Data to examine:
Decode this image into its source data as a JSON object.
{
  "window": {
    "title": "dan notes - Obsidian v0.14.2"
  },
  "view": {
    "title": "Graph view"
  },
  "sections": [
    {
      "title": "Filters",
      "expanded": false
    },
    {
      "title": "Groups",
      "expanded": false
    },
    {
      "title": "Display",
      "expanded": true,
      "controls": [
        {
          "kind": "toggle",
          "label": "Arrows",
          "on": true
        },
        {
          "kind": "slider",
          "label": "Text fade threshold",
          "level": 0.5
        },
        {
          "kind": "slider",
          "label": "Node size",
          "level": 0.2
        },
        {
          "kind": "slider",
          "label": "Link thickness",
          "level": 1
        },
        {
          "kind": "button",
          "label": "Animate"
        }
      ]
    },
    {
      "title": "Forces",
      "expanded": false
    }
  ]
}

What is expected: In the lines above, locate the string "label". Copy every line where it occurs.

Response:
          "label": "Arrows",
          "label": "Text fade threshold",
          "label": "Node size",
          "label": "Link thickness",
          "label": "Animate"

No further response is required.